Regulatory requirements often reduce the usability of Web content and end up damaging the exact goals they were trying to promote. Regulatory agencies usually base their rules and regulations on design criteria that are
appropriate for paper-based documents but which don't work in the online medium
Some classic examples of legal requirements that harm Web users are:
Including a trademark symbol
and a trademark footnote the first time a registered trademark is "used in a document." This extra info-junk slows down Web users and make it harder for them to extract the meaning from a Web page. On the Web, the rule ought to be that trademark info should reside on a separate page that is hyperlinked.
such as the famous
"past performance does not guarantee future results"
that is found in all mutual fund advertising and brochures. Well-meaning financial regulators insist on these disclaimers in an attempt to educate the public, but on the Web, pages that are littered with disclaimers make users
capable of understanding the important points.
Any "agreement" that is flashed at the user in a dialog box before they can register or use a site.
Regulatory agencies must rethink their approach for the Web age and for the availability of hypertext. Information need not be presented linearly. It is more important to assess what users know and understand than whether specific words are included in specific spots where they may not be read.
To further their true goals, regulations must
specify the outcome
when the site is usability-tested. For example,
"80% of first-time visitors to a financial website must understand that their personal investment outcome may well be lower than the returns seen in the past."
Good luck making a site that communicates clearly enough to achieve this goal, so maybe the percentage should be set lower.
I don't like the Government telling Microsoft to make their software even worse by preventing them from integrating features into the operating system. I also don't like the notion of user interfaces designed by the Justice Department.
But there are legitimate anti-trust concerns in the user interface field. The real issue is not whether Internet Explorer is integrated into Windows. That's a benefit to users. The issue is whether people can use something else if they prefer.
The legal test should be as follows:
Take an average person who has never used computers before and is given a machine with Windows installed.
Also give this person a CD-ROM with whatever competing software the case concerns (Netscape, Lotus 1-2-3, a different multimedia player).
Measure the time from the person has unpacked everything until he or she has installed the alternative software successfully.
If at least 80% of novice users are capable of installing the alternative software and if the average time to do so is less than 10 minutes, then the basic operating system is deemed to be sufficiently accommodating to competition.
With the present state-of-the-art in usability, it is impossible to design an operating system that would allow 80% of novice users to install alternative software within 10 minutes of opening the box. But some version of these specifications could be a fair regulatory goal.
Opening the WAP "walled garden"

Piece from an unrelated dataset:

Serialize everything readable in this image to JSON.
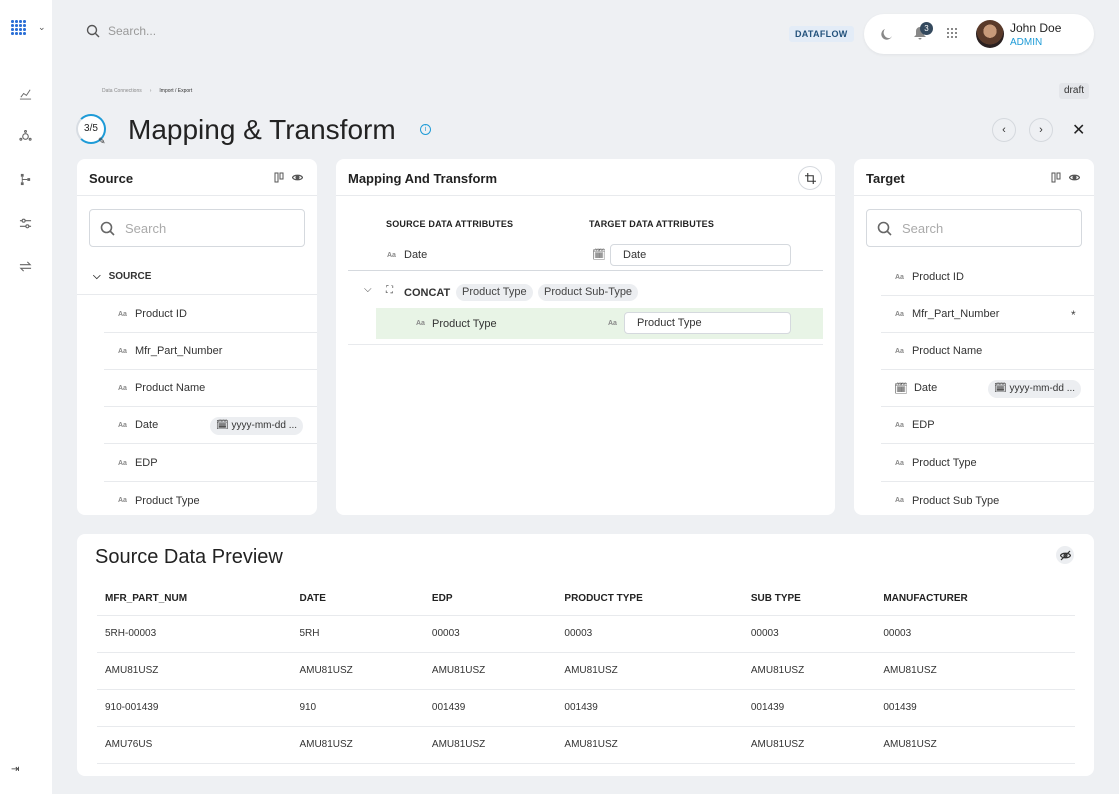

enough to allow subscribers to access sites that have not paid off the telephone company. Suggested rule: after two days of using a WAP phone, 80% of subscribers should be able to get at an independent service in less than 60 seconds the first time they try and 5 seconds the second time.
Equal access for cable modem customers
. Sample rule: a cable customer with less than one years' experience using computers should be able to specify a different portal or online service as their start page in less than 10 minutes.
Users with disabilities
and their ability to access publicly funded websites, job announcements, and other content on an equal footing with others.
Since the entire Internet economy is one big user interface,
measurable usability will become one of the most important regulatory tools
. Unfortunately, authorities like the FCC and the European Commission do not have senior usability expertise on staff, so they are not likely to understand these issues, let alone be able to specify appropriate usability regulations.
Legal Documents as Web Content
Many websites contain legal disclaimers, terms-of-use, user agreements, license terms, and other regulations written by company lawyers. These legal documents always have horrible usability and are close to impossible for customers to understand.
From usability studies, we know that users almost
never bother to read legal documents
when they come across them on a website. People just click the
button without even glancing at the text. Since everybody knows that users don't read these agreements, it is interesting whether they will even hold up in court.
Those few users who do attempt to read the legal documents usually react with disgust as they encounter legalese that seems written to be deliberately obscure and that seems to have only one goal: to confiscate all their rights. Websites
lose a good deal of trust
by posting such documents.
Legal documents are often necessary on websites, but they should be treated as part of the site's content and not left up to the lawyers. The text should be
usability-tested for comprehension
and revised until it is understandable by the target users, following the
guidelines for writing for the Web
. Obviously, the legal department should review the rewrites to ensure that they are valid, but most legal documents need usability improvements if they are going to be part of your user experience.
In fact, if there was one type of regulation that would be a benefit to the Internet economy, it would be a requirement that legal documents would not be binding unless they had passed a usability test with the target audience.